I learned the song from Forty Long Miles: twenty-three English folk songs from the collection of Janet Heatley Blunt, edited by Tony Foxworthy and published by Galliard / EFDSS in 1976.

Swalcliffe (pronounced sway-cliff) is a village near Banbury in North Oxfordshire. The words of the carol were noted by Miss Annie Norris around 1840 from the singing of a group of children in the village. The words were passed onto the collector – and Adderbury resident – Janet Blunt in 1908, and she finally collected a tune for the song from Mrs Woolgrove of Swalcliffe, and Mrs Lynes of Sibford, at Sibford fete, July 1921 (this information, and much more about music-making in Adderbury, can be found in Michael Pickering’s book Village Song and Culture).

You can now find Miss Blunt’s notes on the Take Six archive – see below.

May Day Song from the Janet Heatley Blunt collection, via the EFDSS Full English archive

May Day Song from the Janet Heatley Blunt collection, via the EFDSS Full English archive

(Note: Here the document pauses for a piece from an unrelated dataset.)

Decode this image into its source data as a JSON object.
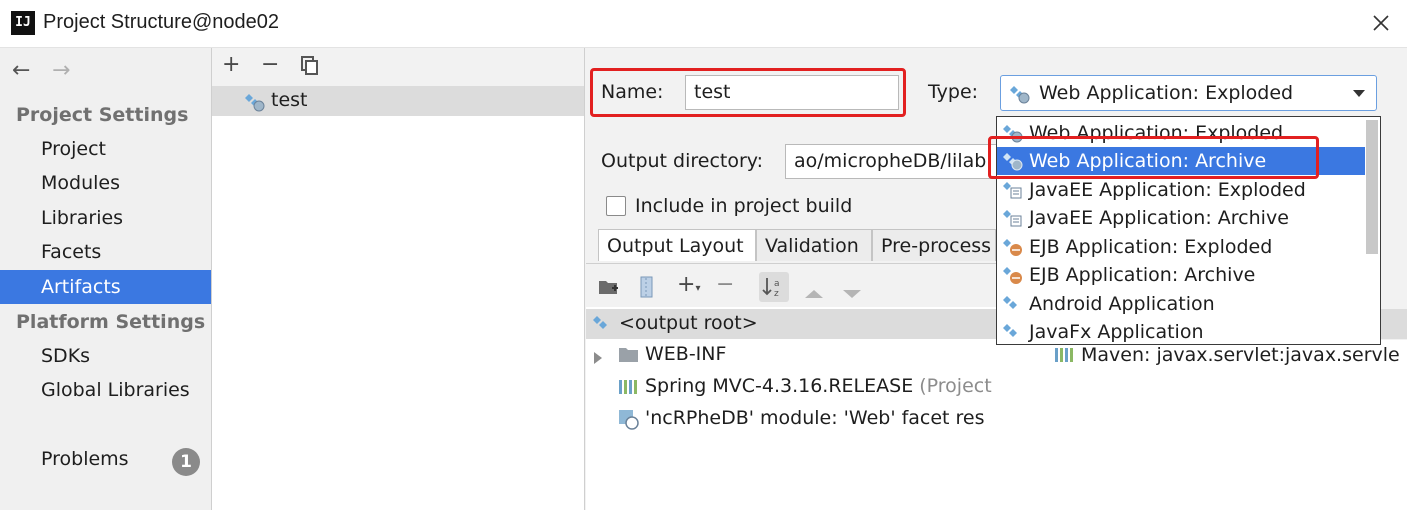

Man is but a man, his life’s but a span
He is much like a flower
He’s here today and he’s gone tomorrow
So he’s all gone down in an hour

Twenty years ago when I sang those words they really struck home, as I knew that my Dad was dying of cancer. What I didn’t realise was that he would indeed be “gone tomorrow” – he died the very next day. He never got to see Magpie Lane, but he did hear The Oxford Ramble – on cassette – just before he died. Apparently he liked the second side best, because he said it had more of me on it. That comment is so typical of both my parents!

So here’s to my Dad, and all the friends and good times I’ve had these last twenty years with Magpie Lane.

The video below is neither hi-fi nor hi-res, but it’s what we’ve got. If you’re coming to see us tomorrow night, I hope you enjoy it as much as we intend to.

Swalcliffe May Day Carol

Magpie Lane

Andy Turner: vocal, G/D anglo-concertina
Ian Giles: vocal, big bass drum
Tom Bower: vocal, side drum
Jo Acty: vocal
Pete Acty: mandola
Mat Green: fiddle
Chris Leslie: fiddle
Isobel Dams: cello

Filmed by Nicola Field, 3rd May 1993.